Analysis of Oil and Gas Chemicals in Montana
The Endocrine Disruption Exchange (TEDX) in Paonia, CO found 104 products that contain at least 85 chemicals in their recent analysis of chemicals used by the oil and gas industry in Montana. Eighty-three percent of the products have one or more adverse health effects. Of these, 17% have one to three possible health effects, and 83% have between four and fourteen possible health effects. Fourteen products have 14 adverse health effects.
Upon plotting the percent of chemicals in each health category, a pattern emerged of the possible health effects for the 85 chemicals. The four categories with the highest exposure risk are (1) eyes, skin, and sensory organs; (2) respiratory system; (3) gastrointestinal tract and liver; and (4) the cardiovascular system and blood.
Thirty-seven chemicals were water soluble. The four categories with the highest exposure risk are (1) eyes, skin, and other sensory organs: (2) gastrointestinal tract and liver; (3) respiratory system; and (4) the cardiovascular system and blood.
Thirty-eight chemicals were volatile. The four categories with the highest exposure risk are (1) respiratory system; (2) eyes, skin, and other sensory organs; (3) the brain and nervous system; and (4) the gastrointestinal tract and liver.
Several reasons led to the lack of data about the health effects of some of the products and chemicals on the spread sheet: (a) Some products list no ingredients. (b) Some products list some or all of the ingredients as "proprietary." (c) No health effect data were found for a particular chemical or product.
The products and chemicals included on this list were compiled from the Tier II reports sent to the state of Montana for the years 2005, 2006, and 2007. Tier II reports are required by the Emergency Planning and Right to Know Act to help local communities protect public health, safety, and the environment from chemical hazards. However, the oil and gas industry is exempt from this requirement. In return for this exemption industry files voluntary Tier II reports that are often "boilerplate" and do not contain all the chemicals used on a particular site.
The information contained in Tier II reports varies from state to state, and, in the case of the Montana Tier IIs, from company to company. Some companies listed all the chemicals in the products stored, though many of the ingredients were cited as proprietary, while other companies only provided a general statement of what was stored on a site, such as "surfactants" or "corrosion inhibitors." Because of the lack of specific information in many reports, the data in this analysis is likely an underestimation of what is actually in use and storage in the state of Montana.

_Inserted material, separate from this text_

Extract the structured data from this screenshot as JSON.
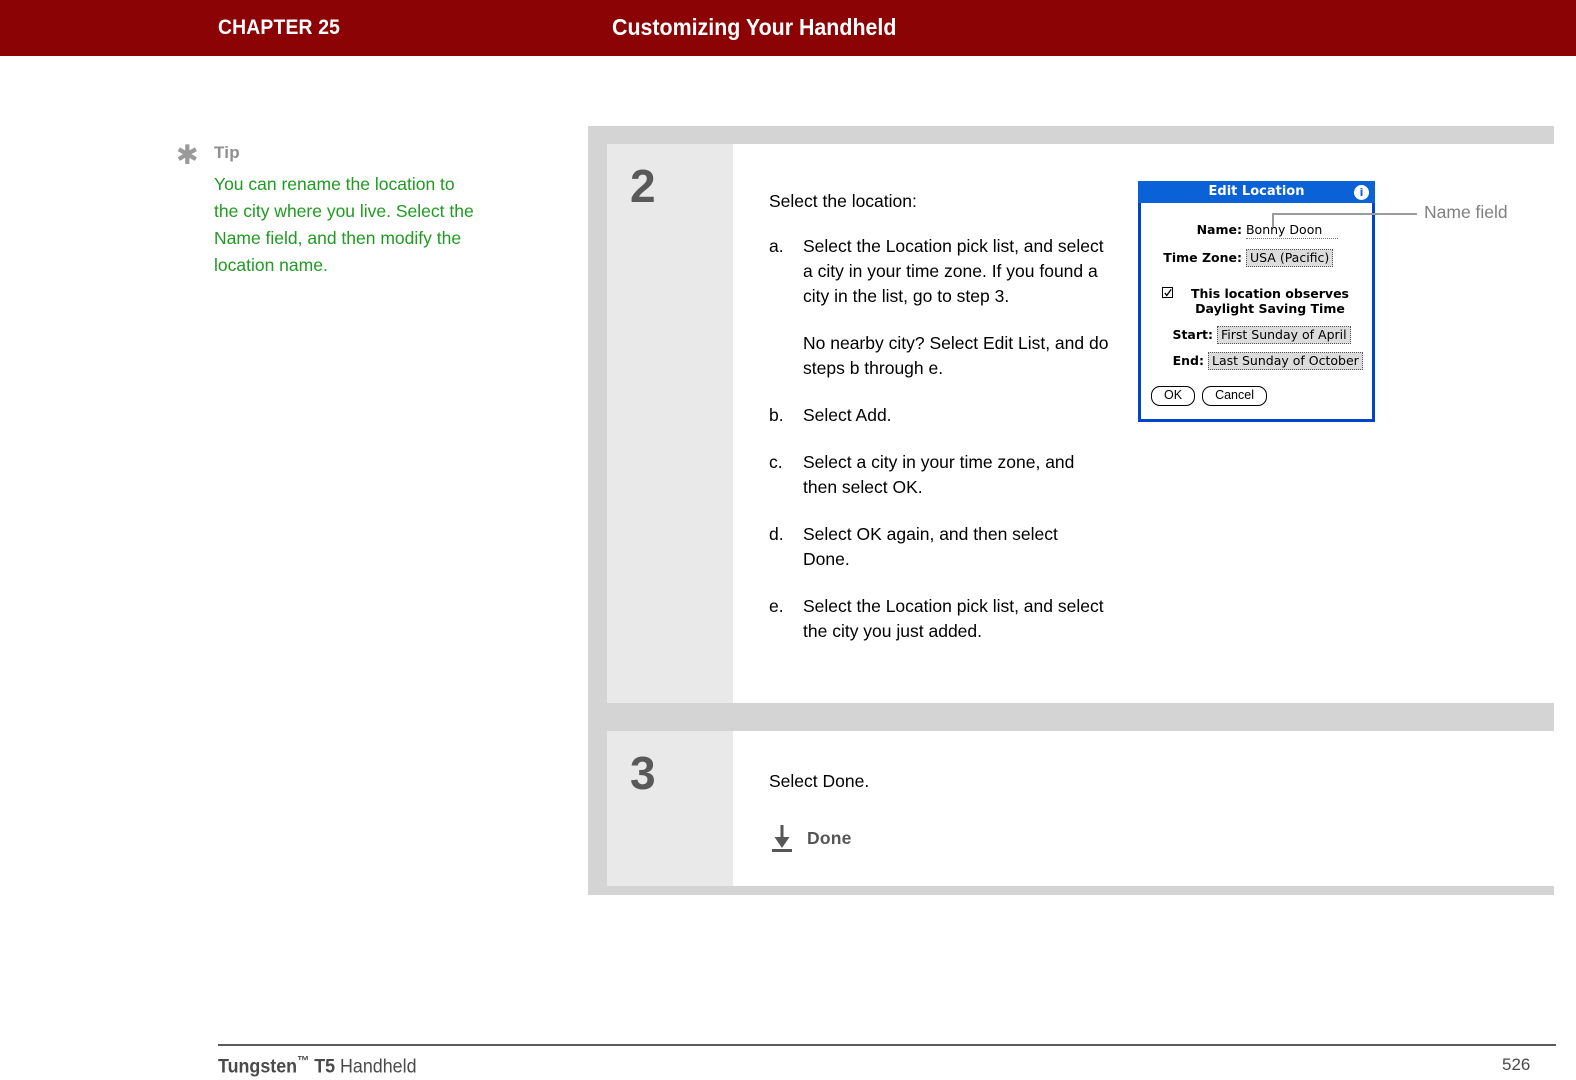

Only 20% of the information about the composition of the products on the list comes from a Material Safety Data Sheet (MSDS). Ingredients on MSDSs are sometimes labeled as "proprietary" or "no hazardous ingredients" even when there are significant health effects listed on the MSDS. This was the case for three of the 21 MSDSs.
Some of the citations used to establish the health effects of the chemicals on this list are old, dating back to the 1970's and 80's. In several cases data were derived from abstracts, not the full report or manuscript. In other cases, citations were taken from toxic chemical databases, such as TOXNET, Chem ID, etc. Many reports submitted to the US Environmental Protection Agency by the manufacturer to register a chemical are not accessible. In some cases it is impossible to track down any health effect for a chemical, especially when the manufacturer provides no Chemical Abstracts Service (CAS) number.
No health effects were found for nine of the chemicals on the list. Of these, only 4 had been assigned a CAS number which facilitates searching the literature. We found no health related literature for these chemicals. It was impossible to determine the safety of the other 5 chemicals either because they were listed as proprietary, or "various," or no chemical was identified (4), or had chemical names that were so general that the specific chemical could not be identified (1).